I had a craving for tuna pizza the other night (I'm pregnant, what can I
say? Besides, I'ts yummy) and for fun I put herbs into the crust, and it
suddenly became extra yummy. So, for fun, I thought I'd share the recipe.
Pizza Dough (for ABM)
3/4 c + 2 tbsp water
2 tbsp olive oil
1 tsp each dried rosemary and oregano
3/4 tsp salt
2 tsp sugar
2 1/2 c flour
2 tsp yeast
Prepare according to your machine's instructions for dough. When dough is
finished, spread onto greased pizza pan. Add toppings. Cook 425, 15-17 min.
Tuna Pizza Topping
1/2 c mushrooms, sliced (I use canned but fresh is probably better)
1/2 c onion, finely chopped
1 clove garlic, minced
2 tbsp olive oil
1 10oz can tomato soup
1 7oz can tuna
1 tsp oregano
chili powder to taste
Heat olive oil in pan and saute onion, mushroom and garlic until tender, but
not brown. Add tuna, tomato soup and seasonings. Let cool slightly before
spreading onto pizza dough.
This tastes better, I find, topped with cheddar cheese rather than mozarella.
Now don't squinch up your noses and say "ewwwww" until you try it!
Also, Kenneth Athon wrote and asked about preservatives and adding them to
bread. I am not completely sure why I am answering, because my answers fall
into the "I'm not sure" category, but I am a chemical researcher who studies
antioxidants. If you notice your breakfast cereal box, it has BHT on the
label, which is an antioxidant/preservative. You can't buy BHT in the
stores, and really shouldn't wan't to as it is a synthetic antioxidant BUT I
brought it up to tell you that antioxidants are used as preservatives. The
best natural ones I know of are Vitamin C (which is water soluble but
sensitive to heat) and Vitamin E (which is lipid/fat soluble and might stand
up to heat a bit better). Beta Carotene is also thought to be good by some
scientists (don't know about heat sensitivity). Maybe you could find
Vitamin E enriched oil to use, or use carrots for beta-carotene, or use
orange juice in your recipes to help preserve your breads?
And finally, Elaine wrote and asked about converting machine recipes to hand
recipes. Elaine, if you already know how to make bread by hand (which I
agree is lots of fun, though my machine has convinced me that it is more
convenient), you should have no troubles at all converting recipes to

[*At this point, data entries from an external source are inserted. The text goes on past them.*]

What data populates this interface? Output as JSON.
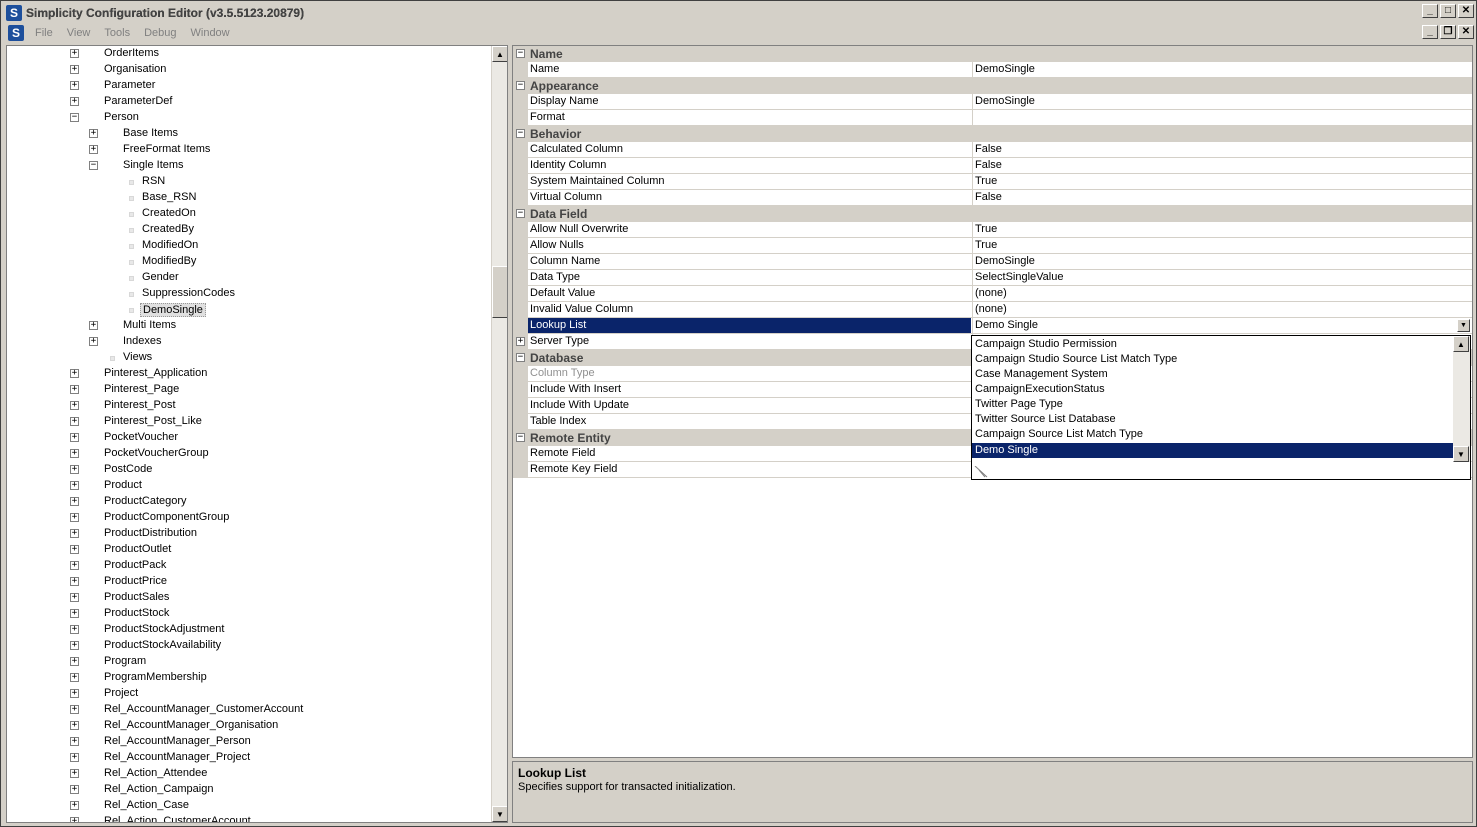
{
  "window": {
    "title": "Simplicity Configuration Editor (v3.5.5123.20879)",
    "app_icon_letter": "S",
    "controls": {
      "minimize": "_",
      "maximize": "□",
      "close": "✕",
      "restore": "❐"
    }
  },
  "menubar": {
    "items": [
      "File",
      "View",
      "Tools",
      "Debug",
      "Window"
    ]
  },
  "tree": {
    "items": [
      {
        "label": "OrderItems",
        "level": 0,
        "expander": "+"
      },
      {
        "label": "Organisation",
        "level": 0,
        "expander": "+"
      },
      {
        "label": "Parameter",
        "level": 0,
        "expander": "+"
      },
      {
        "label": "ParameterDef",
        "level": 0,
        "expander": "+"
      },
      {
        "label": "Person",
        "level": 0,
        "expander": "−"
      },
      {
        "label": "Base Items",
        "level": 1,
        "expander": "+"
      },
      {
        "label": "FreeFormat Items",
        "level": 1,
        "expander": "+"
      },
      {
        "label": "Single Items",
        "level": 1,
        "expander": "−"
      },
      {
        "label": "RSN",
        "level": 2,
        "expander": ""
      },
      {
        "label": "Base_RSN",
        "level": 2,
        "expander": ""
      },
      {
        "label": "CreatedOn",
        "level": 2,
        "expander": ""
      },
      {
        "label": "CreatedBy",
        "level": 2,
        "expander": ""
      },
      {
        "label": "ModifiedOn",
        "level": 2,
        "expander": ""
      },
      {
        "label": "ModifiedBy",
        "level": 2,
        "expander": ""
      },
      {
        "label": "Gender",
        "level": 2,
        "expander": ""
      },
      {
        "label": "SuppressionCodes",
        "level": 2,
        "expander": ""
      },
      {
        "label": "DemoSingle",
        "level": 2,
        "expander": "",
        "selected": true
      },
      {
        "label": "Multi Items",
        "level": 1,
        "expander": "+"
      },
      {
        "label": "Indexes",
        "level": 1,
        "expander": "+"
      },
      {
        "label": "Views",
        "level": 1,
        "expander": ""
      },
      {
        "label": "Pinterest_Application",
        "level": 0,
        "expander": "+"
      },
      {
        "label": "Pinterest_Page",
        "level": 0,
        "expander": "+"
      },
      {
        "label": "Pinterest_Post",
        "level": 0,
        "expander": "+"
      },
      {
        "label": "Pinterest_Post_Like",
        "level": 0,
        "expander": "+"
      },
      {
        "label": "PocketVoucher",
        "level": 0,
        "expander": "+"
      },
      {
        "label": "PocketVoucherGroup",
        "level": 0,
        "expander": "+"
      },
      {
        "label": "PostCode",
        "level": 0,
        "expander": "+"
      },
      {
        "label": "Product",
        "level": 0,
        "expander": "+"
      },
      {
        "label": "ProductCategory",
        "level": 0,
        "expander": "+"
      },
      {
        "label": "ProductComponentGroup",
        "level": 0,
        "expander": "+"
      },
      {
        "label": "ProductDistribution",
        "level": 0,
        "expander": "+"
      },
      {
        "label": "ProductOutlet",
        "level": 0,
        "expander": "+"
      },
      {
        "label": "ProductPack",
        "level": 0,
        "expander": "+"
      },
      {
        "label": "ProductPrice",
        "level": 0,
        "expander": "+"
      },
      {
        "label": "ProductSales",
        "level": 0,
        "expander": "+"
      },
      {
        "label": "ProductStock",
        "level": 0,
        "expander": "+"
      },
      {
        "label": "ProductStockAdjustment",
        "level": 0,
        "expander": "+"
      },
      {
        "label": "ProductStockAvailability",
        "level": 0,
        "expander": "+"
      },
      {
        "label": "Program",
        "level": 0,
        "expander": "+"
      },
      {
        "label": "ProgramMembership",
        "level": 0,
        "expander": "+"
      },
      {
        "label": "Project",
        "level": 0,
        "expander": "+"
      },
      {
        "label": "Rel_AccountManager_CustomerAccount",
        "level": 0,
        "expander": "+"
      },
      {
        "label": "Rel_AccountManager_Organisation",
        "level": 0,
        "expander": "+"
      },
      {
        "label": "Rel_AccountManager_Person",
        "level": 0,
        "expander": "+"
      },
      {
        "label": "Rel_AccountManager_Project",
        "level": 0,
        "expander": "+"
      },
      {
        "label": "Rel_Action_Attendee",
        "level": 0,
        "expander": "+"
      },
      {
        "label": "Rel_Action_Campaign",
        "level": 0,
        "expander": "+"
      },
      {
        "label": "Rel_Action_Case",
        "level": 0,
        "expander": "+"
      },
      {
        "label": "Rel_Action_CustomerAccount",
        "level": 0,
        "expander": "+"
      }
    ]
  },
  "properties": {
    "rows": [
      {
        "type": "cat",
        "name": "Name"
      },
      {
        "type": "prop",
        "name": "Name",
        "value": "DemoSingle"
      },
      {
        "type": "cat",
        "name": "Appearance"
      },
      {
        "type": "prop",
        "name": "Display Name",
        "value": "DemoSingle"
      },
      {
        "type": "prop",
        "name": "Format",
        "value": ""
      },
      {
        "type": "cat",
        "name": "Behavior"
      },
      {
        "type": "prop",
        "name": "Calculated Column",
        "value": "False"
      },
      {
        "type": "prop",
        "name": "Identity Column",
        "value": "False"
      },
      {
        "type": "prop",
        "name": "System Maintained Column",
        "value": "True"
      },
      {
        "type": "prop",
        "name": "Virtual Column",
        "value": "False"
      },
      {
        "type": "cat",
        "name": "Data Field"
      },
      {
        "type": "prop",
        "name": "Allow Null Overwrite",
        "value": "True"
      },
      {
        "type": "prop",
        "name": "Allow Nulls",
        "value": "True"
      },
      {
        "type": "prop",
        "name": "Column Name",
        "value": "DemoSingle"
      },
      {
        "type": "prop",
        "name": "Data Type",
        "value": "SelectSingleValue"
      },
      {
        "type": "prop",
        "name": "Default Value",
        "value": "(none)"
      },
      {
        "type": "prop",
        "name": "Invalid Value Column",
        "value": "(none)"
      },
      {
        "type": "prop",
        "name": "Lookup List",
        "value": "Demo Single",
        "selected": true
      },
      {
        "type": "prop",
        "name": "Server Type",
        "value": "",
        "expander": "+"
      },
      {
        "type": "cat",
        "name": "Database"
      },
      {
        "type": "prop",
        "name": "Column Type",
        "value": "",
        "disabled": true
      },
      {
        "type": "prop",
        "name": "Include With Insert",
        "value": ""
      },
      {
        "type": "prop",
        "name": "Include With Update",
        "value": ""
      },
      {
        "type": "prop",
        "name": "Table Index",
        "value": ""
      },
      {
        "type": "cat",
        "name": "Remote Entity"
      },
      {
        "type": "prop",
        "name": "Remote Field",
        "value": ""
      },
      {
        "type": "prop",
        "name": "Remote Key Field",
        "value": ""
      }
    ]
  },
  "dropdown": {
    "options": [
      "Campaign Studio Permission",
      "Campaign Studio Source List Match Type",
      "Case Management System",
      "CampaignExecutionStatus",
      "Twitter Page Type",
      "Twitter Source List Database",
      "Campaign Source List Match Type",
      "Demo Single"
    ],
    "selected": "Demo Single"
  },
  "description": {
    "title": "Lookup List",
    "text": "Specifies support for transacted initialization."
  }
}
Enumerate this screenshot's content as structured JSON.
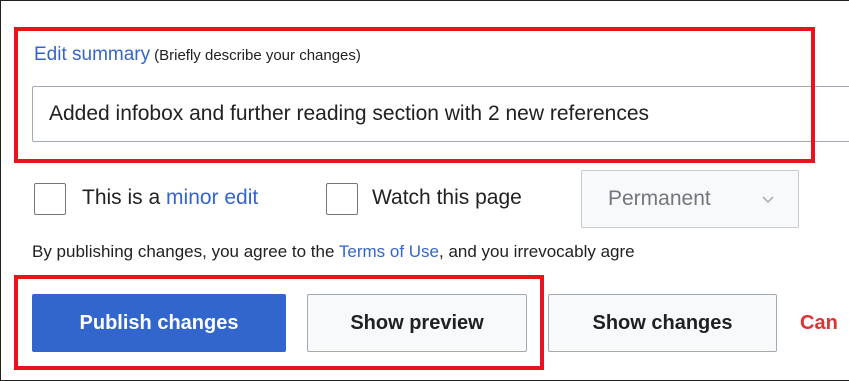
{
  "summary": {
    "label": "Edit summary",
    "hint": "(Briefly describe your changes)",
    "value": "Added infobox and further reading section with 2 new references"
  },
  "options": {
    "minor_prefix": "This is a ",
    "minor_link": "minor edit",
    "watch_label": "Watch this page",
    "watch_period": "Permanent"
  },
  "terms": {
    "prefix": "By publishing changes, you agree to the ",
    "link": "Terms of Use",
    "suffix": ", and you irrevocably agre"
  },
  "buttons": {
    "publish": "Publish changes",
    "preview": "Show preview",
    "changes": "Show changes",
    "cancel": "Can"
  },
  "colors": {
    "accent": "#3366cc",
    "highlight": "#e8131b",
    "destructive": "#dd3333"
  },
  "icons": {
    "dropdown": "chevron-down-icon"
  }
}
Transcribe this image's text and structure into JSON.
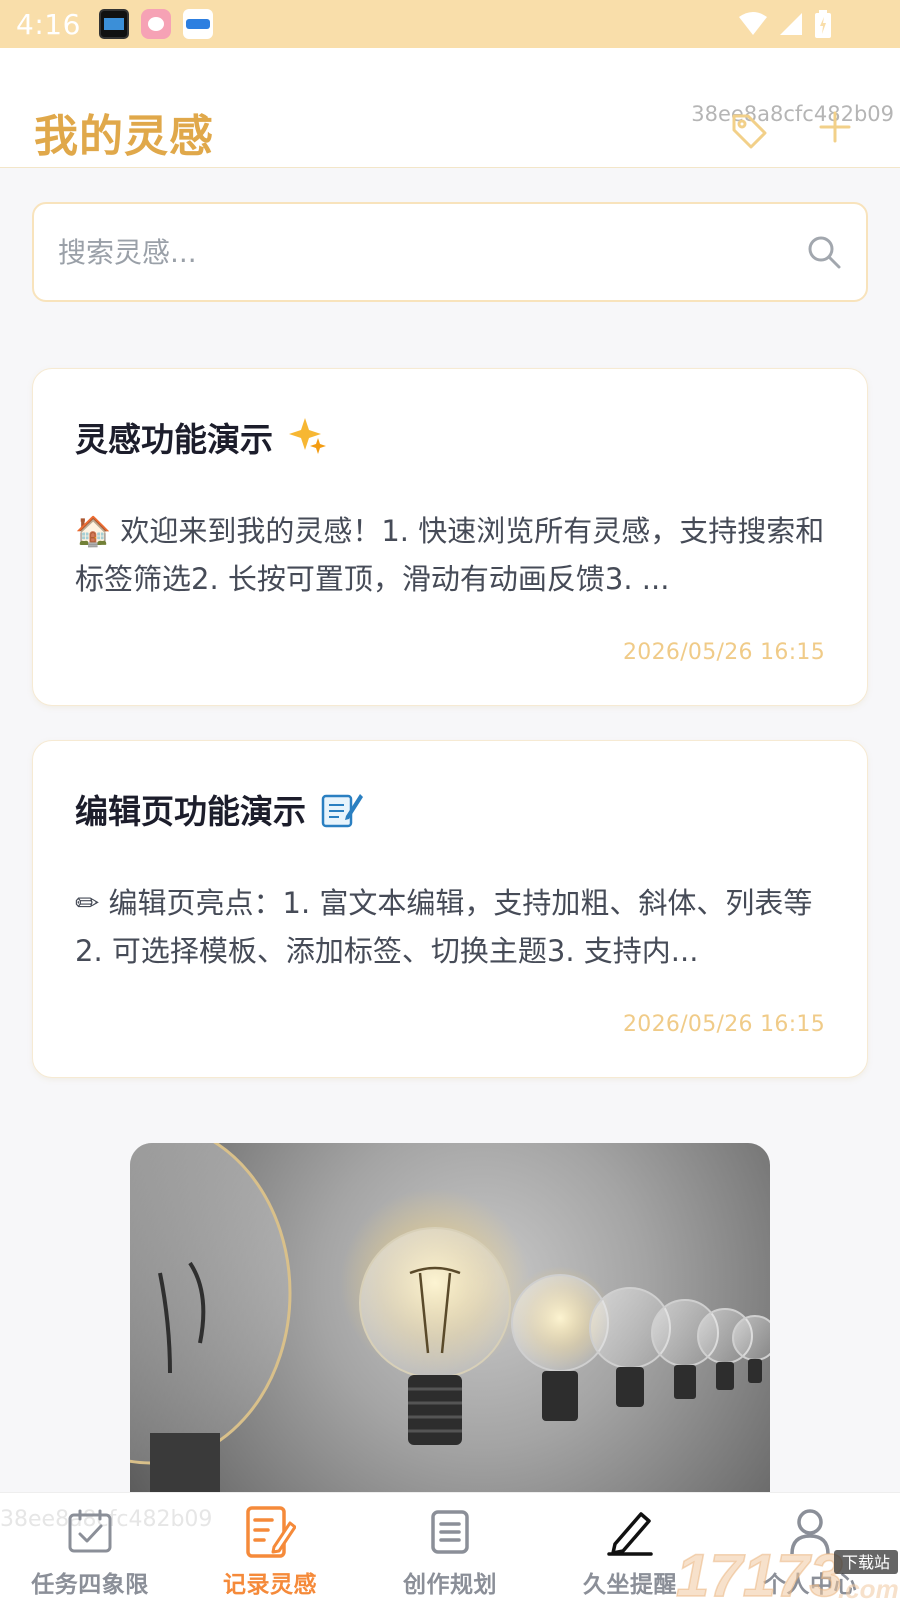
{
  "status_bar": {
    "time": "4:16"
  },
  "header": {
    "title": "我的灵感",
    "device_id": "38ee8a8cfc482b09",
    "tag_icon": "tag-icon",
    "add_icon": "plus-icon"
  },
  "search": {
    "placeholder": "搜索灵感...",
    "icon": "search-icon"
  },
  "notes": [
    {
      "title": "灵感功能演示",
      "title_emoji": "sparkles-icon",
      "body": "🏠 欢迎来到我的灵感！1. 快速浏览所有灵感，支持搜索和标签筛选2. 长按可置顶，滑动有动画反馈3. ...",
      "date": "2026/05/26 16:15"
    },
    {
      "title": "编辑页功能演示",
      "title_emoji": "memo-icon",
      "body": "✏ 编辑页亮点：1. 富文本编辑，支持加粗、斜体、列表等2. 可选择模板、添加标签、切换主题3. 支持内...",
      "date": "2026/05/26 16:15"
    }
  ],
  "image": {
    "subject": "lightbulbs-image"
  },
  "bottom_nav": {
    "faint_id": "38ee8a8cfc482b09",
    "items": [
      {
        "label": "任务四象限",
        "icon": "calendar-check-icon",
        "active": false
      },
      {
        "label": "记录灵感",
        "icon": "note-pen-icon",
        "active": true
      },
      {
        "label": "创作规划",
        "icon": "document-list-icon",
        "active": false
      },
      {
        "label": "久坐提醒",
        "icon": "pen-icon",
        "active": false
      },
      {
        "label": "个人中心",
        "icon": "person-icon",
        "active": false
      }
    ]
  },
  "watermark": {
    "text": "17173.com",
    "badge": "下载站"
  },
  "colors": {
    "status_bar": "#f9deaa",
    "title": "#e0a84a",
    "accent_active": "#f58a3a",
    "date": "#f0cb88",
    "search_border": "#f8e3bc"
  }
}
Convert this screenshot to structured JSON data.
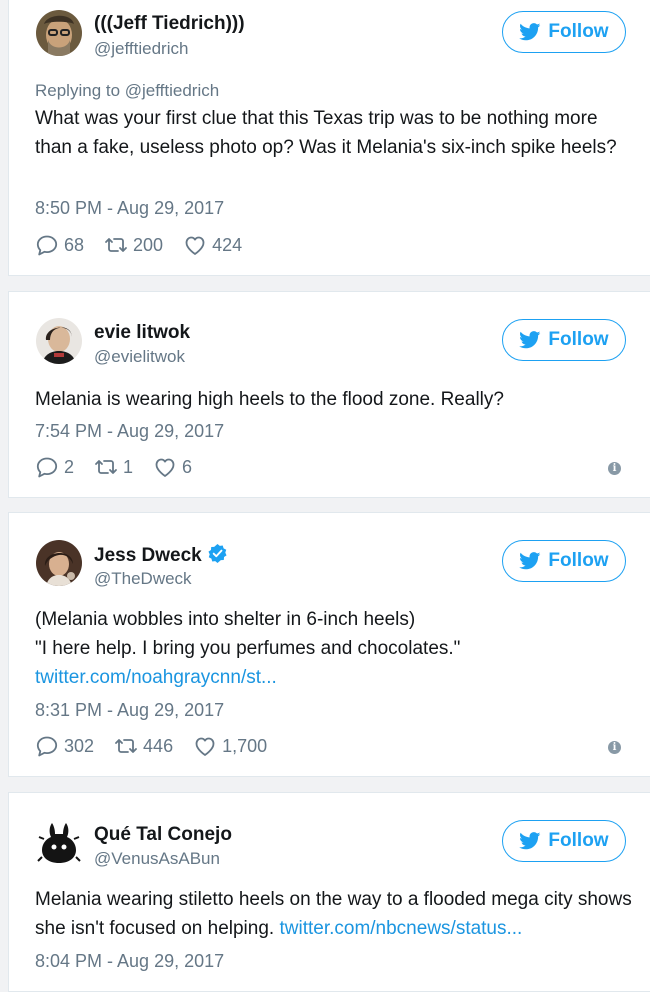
{
  "follow_label": "Follow",
  "colors": {
    "accent": "#1da1f2",
    "link": "#1b95e0",
    "muted": "#657786"
  },
  "tweets": [
    {
      "name": "(((Jeff Tiedrich)))",
      "handle": "@jefftiedrich",
      "reply_to": "Replying to @jefftiedrich",
      "text": "What was your first clue that this Texas trip was to be nothing more than a fake, useless photo op? Was it Melania's six-inch spike heels?",
      "time": "8:50 PM - Aug 29, 2017",
      "replies": "68",
      "retweets": "200",
      "likes": "424"
    },
    {
      "name": "evie litwok",
      "handle": "@evielitwok",
      "text": "Melania is wearing high heels to the flood zone. Really?",
      "time": "7:54 PM - Aug 29, 2017",
      "replies": "2",
      "retweets": "1",
      "likes": "6"
    },
    {
      "name": "Jess Dweck",
      "handle": "@TheDweck",
      "verified": true,
      "text_line1": "(Melania wobbles into shelter in 6-inch heels)",
      "text_line2": "\"I here help. I bring you perfumes and chocolates.\"",
      "link": "twitter.com/noahgraycnn/st...",
      "time": "8:31 PM - Aug 29, 2017",
      "replies": "302",
      "retweets": "446",
      "likes": "1,700"
    },
    {
      "name": "Qué Tal Conejo",
      "handle": "@VenusAsABun",
      "text": "Melania wearing stiletto heels on the way to a flooded mega city shows she isn't focused on helping.",
      "link": "twitter.com/nbcnews/status...",
      "time": "8:04 PM - Aug 29, 2017"
    }
  ],
  "icons": [
    "twitter-bird-icon",
    "reply-icon",
    "retweet-icon",
    "like-icon",
    "info-icon",
    "verified-badge-icon"
  ]
}
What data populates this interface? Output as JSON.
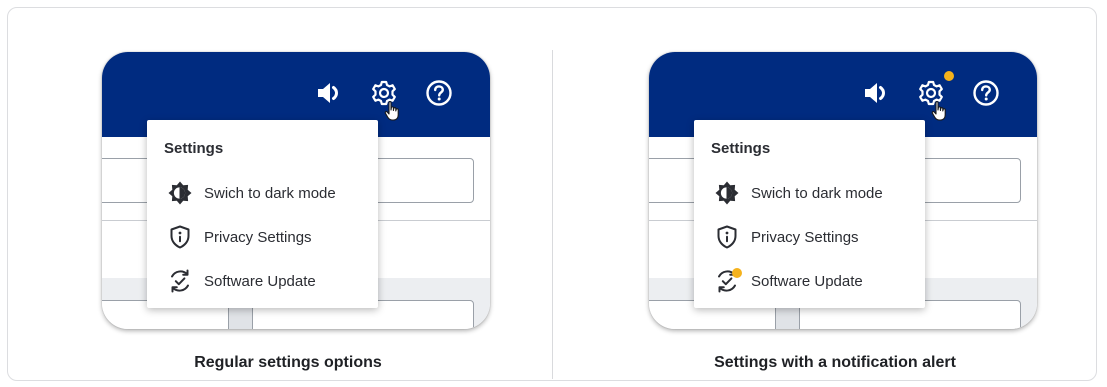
{
  "panels": [
    {
      "caption": "Regular settings options",
      "menu": {
        "title": "Settings",
        "items": [
          {
            "label": "Swich to dark mode",
            "icon": "dark-mode-icon"
          },
          {
            "label": "Privacy Settings",
            "icon": "shield-info-icon"
          },
          {
            "label": "Software Update",
            "icon": "refresh-check-icon"
          }
        ]
      },
      "topbar_icons": [
        "volume-icon",
        "gear-icon",
        "help-icon"
      ],
      "notification": false
    },
    {
      "caption": "Settings with a notification alert",
      "menu": {
        "title": "Settings",
        "items": [
          {
            "label": "Swich to dark mode",
            "icon": "dark-mode-icon"
          },
          {
            "label": "Privacy Settings",
            "icon": "shield-info-icon"
          },
          {
            "label": "Software Update",
            "icon": "refresh-check-icon"
          }
        ]
      },
      "topbar_icons": [
        "volume-icon",
        "gear-icon",
        "help-icon"
      ],
      "notification": true
    }
  ],
  "colors": {
    "topbar": "#002b80",
    "notification_dot": "#f5b21c",
    "text": "#2b2d33"
  }
}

hand...double the ingred (I would anyway, might as well make two loaves as
one if you're going to get your hands dirty anyway) and use your knowhow on
how the bread 'feels' to adjust dry/wet ingred. And enjoy!